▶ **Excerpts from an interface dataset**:
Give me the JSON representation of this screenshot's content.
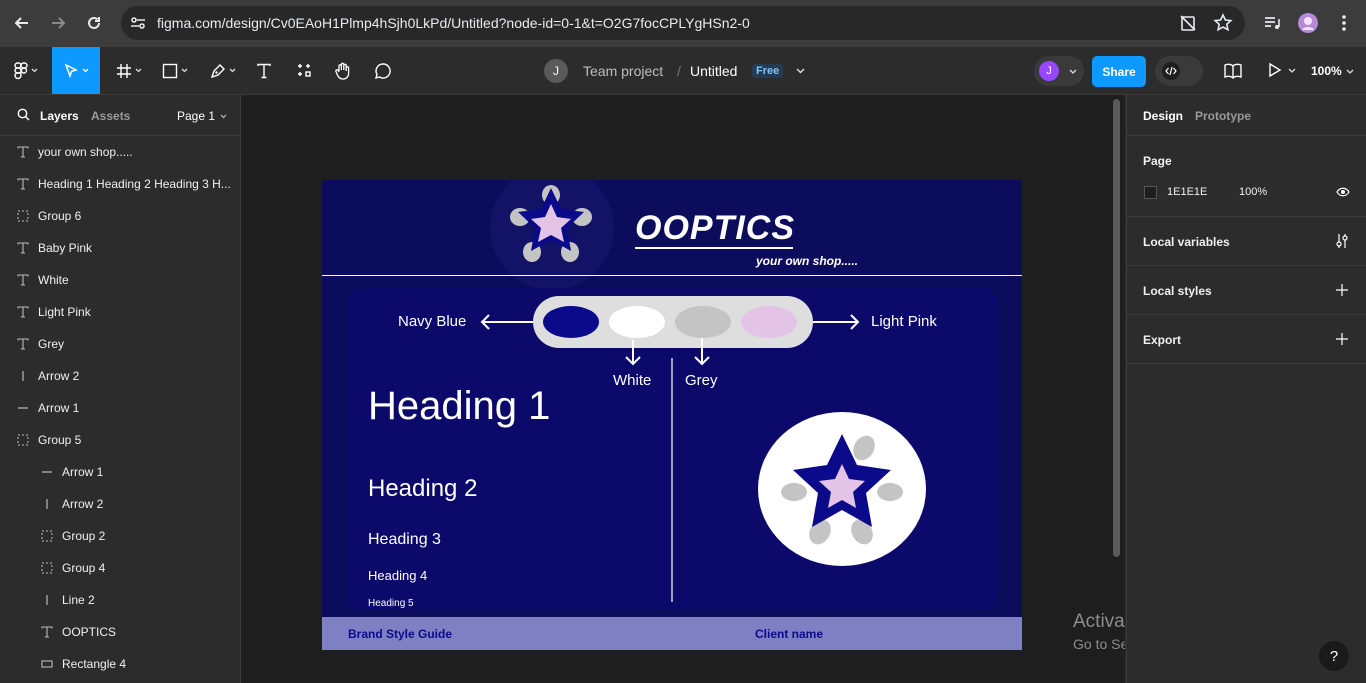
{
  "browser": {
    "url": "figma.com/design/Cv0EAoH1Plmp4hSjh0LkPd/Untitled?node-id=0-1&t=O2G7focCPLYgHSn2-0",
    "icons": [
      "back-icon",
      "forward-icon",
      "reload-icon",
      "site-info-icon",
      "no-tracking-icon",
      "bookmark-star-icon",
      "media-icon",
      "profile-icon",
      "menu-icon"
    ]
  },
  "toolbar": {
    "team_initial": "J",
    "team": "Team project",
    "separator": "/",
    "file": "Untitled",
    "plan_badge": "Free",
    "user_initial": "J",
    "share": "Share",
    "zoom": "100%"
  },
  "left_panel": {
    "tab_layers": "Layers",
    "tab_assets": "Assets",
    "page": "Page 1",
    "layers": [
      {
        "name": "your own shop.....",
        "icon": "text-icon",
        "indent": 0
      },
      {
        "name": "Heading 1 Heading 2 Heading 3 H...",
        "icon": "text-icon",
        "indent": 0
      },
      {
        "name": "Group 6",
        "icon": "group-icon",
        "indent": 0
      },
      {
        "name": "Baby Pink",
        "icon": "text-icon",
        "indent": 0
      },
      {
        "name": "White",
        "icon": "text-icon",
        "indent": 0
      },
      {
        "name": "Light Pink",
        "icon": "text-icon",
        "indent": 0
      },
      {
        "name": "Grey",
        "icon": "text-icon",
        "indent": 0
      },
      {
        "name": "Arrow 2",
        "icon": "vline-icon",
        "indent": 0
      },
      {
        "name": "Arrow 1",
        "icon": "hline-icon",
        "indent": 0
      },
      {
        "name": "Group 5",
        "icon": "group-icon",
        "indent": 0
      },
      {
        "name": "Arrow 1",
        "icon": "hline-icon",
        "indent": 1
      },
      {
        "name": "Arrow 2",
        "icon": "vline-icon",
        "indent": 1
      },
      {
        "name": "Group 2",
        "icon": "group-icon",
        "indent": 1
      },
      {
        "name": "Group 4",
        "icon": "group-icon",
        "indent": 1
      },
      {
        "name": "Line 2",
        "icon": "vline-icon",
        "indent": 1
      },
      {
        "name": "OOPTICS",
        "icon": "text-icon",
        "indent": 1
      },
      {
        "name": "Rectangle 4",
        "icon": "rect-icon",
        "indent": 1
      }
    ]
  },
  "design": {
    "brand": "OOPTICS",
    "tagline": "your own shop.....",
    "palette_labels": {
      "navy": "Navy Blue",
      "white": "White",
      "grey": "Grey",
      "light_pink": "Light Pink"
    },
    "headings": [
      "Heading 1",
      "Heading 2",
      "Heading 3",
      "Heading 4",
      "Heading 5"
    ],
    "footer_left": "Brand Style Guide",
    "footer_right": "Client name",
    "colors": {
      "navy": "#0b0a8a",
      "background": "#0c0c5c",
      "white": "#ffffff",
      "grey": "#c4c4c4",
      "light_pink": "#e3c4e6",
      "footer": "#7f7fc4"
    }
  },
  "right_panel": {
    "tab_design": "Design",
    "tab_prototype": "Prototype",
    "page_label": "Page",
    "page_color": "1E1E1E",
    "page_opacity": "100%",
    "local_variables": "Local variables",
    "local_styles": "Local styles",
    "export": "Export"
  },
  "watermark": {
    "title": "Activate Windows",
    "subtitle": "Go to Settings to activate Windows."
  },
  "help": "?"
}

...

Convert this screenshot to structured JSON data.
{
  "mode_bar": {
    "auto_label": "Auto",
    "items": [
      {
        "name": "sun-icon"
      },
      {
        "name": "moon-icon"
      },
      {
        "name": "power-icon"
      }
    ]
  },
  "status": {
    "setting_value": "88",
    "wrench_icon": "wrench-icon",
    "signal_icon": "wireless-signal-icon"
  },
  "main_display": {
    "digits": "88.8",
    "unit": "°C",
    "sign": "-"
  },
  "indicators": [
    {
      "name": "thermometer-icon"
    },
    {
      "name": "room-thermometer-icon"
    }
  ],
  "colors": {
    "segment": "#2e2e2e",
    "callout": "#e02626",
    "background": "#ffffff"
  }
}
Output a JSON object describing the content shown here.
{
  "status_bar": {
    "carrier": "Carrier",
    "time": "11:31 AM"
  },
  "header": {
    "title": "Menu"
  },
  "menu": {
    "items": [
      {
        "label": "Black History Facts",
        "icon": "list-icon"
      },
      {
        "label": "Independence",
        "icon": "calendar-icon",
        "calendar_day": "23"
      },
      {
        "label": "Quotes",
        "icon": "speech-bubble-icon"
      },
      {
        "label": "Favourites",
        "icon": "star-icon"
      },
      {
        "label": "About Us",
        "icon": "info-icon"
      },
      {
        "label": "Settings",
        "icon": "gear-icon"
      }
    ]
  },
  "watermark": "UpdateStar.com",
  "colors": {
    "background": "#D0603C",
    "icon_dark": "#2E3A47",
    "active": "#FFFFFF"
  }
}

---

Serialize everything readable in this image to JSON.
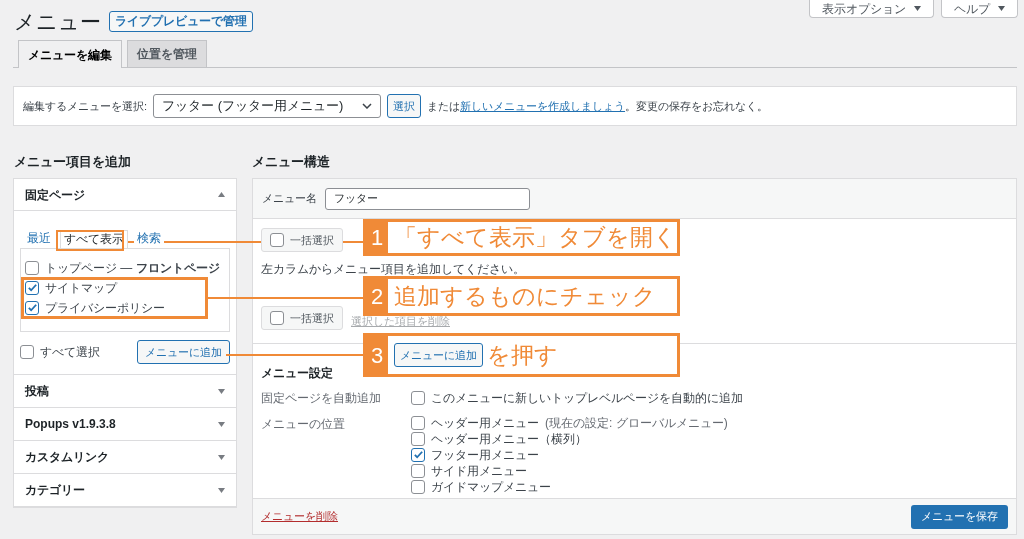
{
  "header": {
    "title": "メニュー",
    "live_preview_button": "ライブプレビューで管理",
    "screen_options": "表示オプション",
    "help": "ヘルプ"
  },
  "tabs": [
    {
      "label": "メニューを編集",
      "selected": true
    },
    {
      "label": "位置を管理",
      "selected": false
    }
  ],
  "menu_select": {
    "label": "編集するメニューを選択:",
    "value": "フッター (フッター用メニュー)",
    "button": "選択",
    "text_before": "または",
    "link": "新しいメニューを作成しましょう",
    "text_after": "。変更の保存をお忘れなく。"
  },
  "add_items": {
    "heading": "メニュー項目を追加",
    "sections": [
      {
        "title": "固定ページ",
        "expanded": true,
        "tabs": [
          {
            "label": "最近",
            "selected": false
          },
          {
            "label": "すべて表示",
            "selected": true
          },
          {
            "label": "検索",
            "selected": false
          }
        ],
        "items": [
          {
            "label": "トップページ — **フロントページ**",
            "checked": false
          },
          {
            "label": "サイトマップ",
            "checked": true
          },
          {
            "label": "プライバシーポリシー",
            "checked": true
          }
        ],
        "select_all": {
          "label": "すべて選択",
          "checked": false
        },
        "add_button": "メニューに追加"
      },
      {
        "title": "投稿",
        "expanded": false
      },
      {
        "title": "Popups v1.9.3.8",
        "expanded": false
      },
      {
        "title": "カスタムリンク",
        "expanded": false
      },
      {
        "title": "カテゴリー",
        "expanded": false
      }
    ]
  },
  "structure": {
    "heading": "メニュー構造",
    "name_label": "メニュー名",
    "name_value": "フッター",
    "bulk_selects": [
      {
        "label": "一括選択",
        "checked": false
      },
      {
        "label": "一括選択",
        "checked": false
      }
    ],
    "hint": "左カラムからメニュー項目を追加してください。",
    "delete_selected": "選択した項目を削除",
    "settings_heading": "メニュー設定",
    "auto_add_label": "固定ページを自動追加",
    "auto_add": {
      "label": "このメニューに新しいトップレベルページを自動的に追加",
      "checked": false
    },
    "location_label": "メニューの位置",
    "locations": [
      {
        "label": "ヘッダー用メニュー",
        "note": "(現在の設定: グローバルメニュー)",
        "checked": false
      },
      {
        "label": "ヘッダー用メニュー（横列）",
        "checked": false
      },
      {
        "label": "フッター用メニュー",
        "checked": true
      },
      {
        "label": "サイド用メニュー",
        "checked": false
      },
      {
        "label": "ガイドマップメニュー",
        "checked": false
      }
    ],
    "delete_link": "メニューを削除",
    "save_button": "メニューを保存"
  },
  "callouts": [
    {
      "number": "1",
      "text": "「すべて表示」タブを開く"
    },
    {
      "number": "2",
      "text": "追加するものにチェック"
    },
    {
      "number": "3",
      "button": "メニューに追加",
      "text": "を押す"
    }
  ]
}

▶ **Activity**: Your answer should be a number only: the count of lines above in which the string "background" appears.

▶ **Answer space**: 3